Records supplied —
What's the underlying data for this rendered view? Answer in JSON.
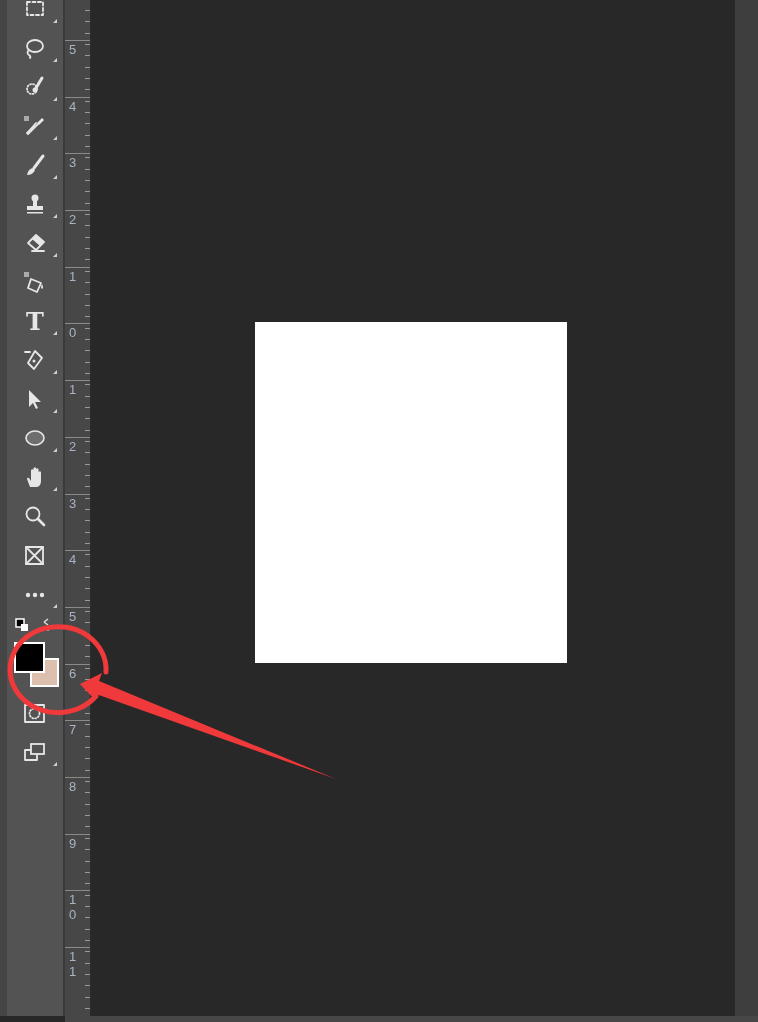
{
  "type_tool": {
    "glyph": "T"
  },
  "color_swatches": [
    {
      "color": "#000000"
    },
    {
      "color": "#dcc0ad"
    }
  ],
  "vertical_ruler": {
    "labels": [
      "5",
      "4",
      "3",
      "2",
      "1",
      "0",
      "1",
      "2",
      "3",
      "4",
      "5",
      "6",
      "7",
      "8",
      "9",
      "10",
      "11"
    ]
  }
}
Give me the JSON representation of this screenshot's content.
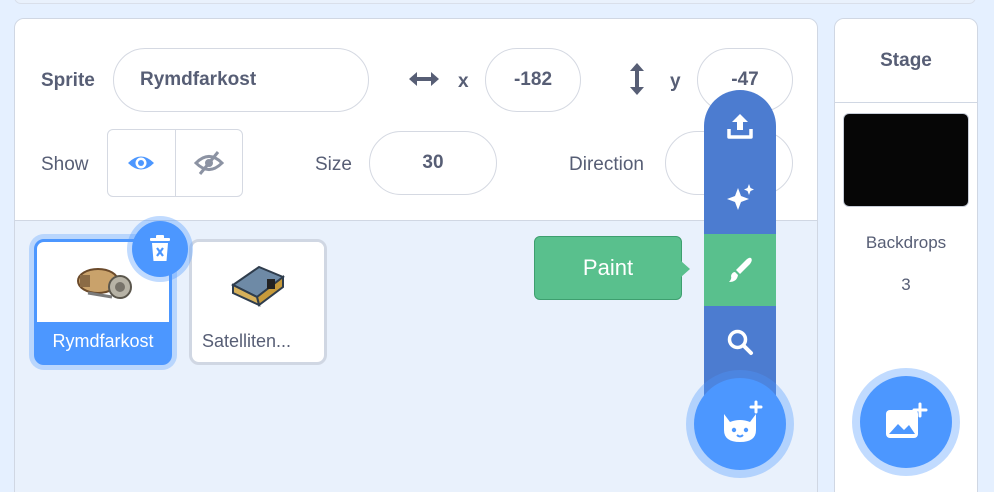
{
  "sprite_info": {
    "sprite_label": "Sprite",
    "sprite_name": "Rymdfarkost",
    "x_label": "x",
    "x_value": "-182",
    "y_label": "y",
    "y_value": "-47",
    "show_label": "Show",
    "size_label": "Size",
    "size_value": "30",
    "direction_label": "Direction",
    "direction_value": ""
  },
  "sprites": [
    {
      "name": "Rymdfarkost",
      "selected": true
    },
    {
      "name": "Satelliten...",
      "selected": false
    }
  ],
  "sprite_menu": {
    "tooltip": "Paint",
    "items": [
      "upload-icon",
      "surprise-icon",
      "paint-icon",
      "search-icon"
    ]
  },
  "stage": {
    "title": "Stage",
    "backdrops_label": "Backdrops",
    "backdrops_count": "3"
  },
  "colors": {
    "accent": "#4c97ff",
    "menu_blue": "#4c7cd0",
    "paint_green": "#59c08d",
    "text": "#575e75"
  }
}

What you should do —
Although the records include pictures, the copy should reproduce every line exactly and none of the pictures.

Response for this exercise —
What's the underlying data for this rendered view? Answer in JSON.
{
  "type_tool": {
    "glyph": "T"
  },
  "color_swatches": [
    {
      "color": "#000000"
    },
    {
      "color": "#dcc0ad"
    }
  ],
  "vertical_ruler": {
    "labels": [
      "5",
      "4",
      "3",
      "2",
      "1",
      "0",
      "1",
      "2",
      "3",
      "4",
      "5",
      "6",
      "7",
      "8",
      "9",
      "10",
      "11"
    ]
  }
}
Give me the JSON representation of this screenshot's content.
{
  "sprite_info": {
    "sprite_label": "Sprite",
    "sprite_name": "Rymdfarkost",
    "x_label": "x",
    "x_value": "-182",
    "y_label": "y",
    "y_value": "-47",
    "show_label": "Show",
    "size_label": "Size",
    "size_value": "30",
    "direction_label": "Direction",
    "direction_value": ""
  },
  "sprites": [
    {
      "name": "Rymdfarkost",
      "selected": true
    },
    {
      "name": "Satelliten...",
      "selected": false
    }
  ],
  "sprite_menu": {
    "tooltip": "Paint",
    "items": [
      "upload-icon",
      "surprise-icon",
      "paint-icon",
      "search-icon"
    ]
  },
  "stage": {
    "title": "Stage",
    "backdrops_label": "Backdrops",
    "backdrops_count": "3"
  },
  "colors": {
    "accent": "#4c97ff",
    "menu_blue": "#4c7cd0",
    "paint_green": "#59c08d",
    "text": "#575e75"
  }
}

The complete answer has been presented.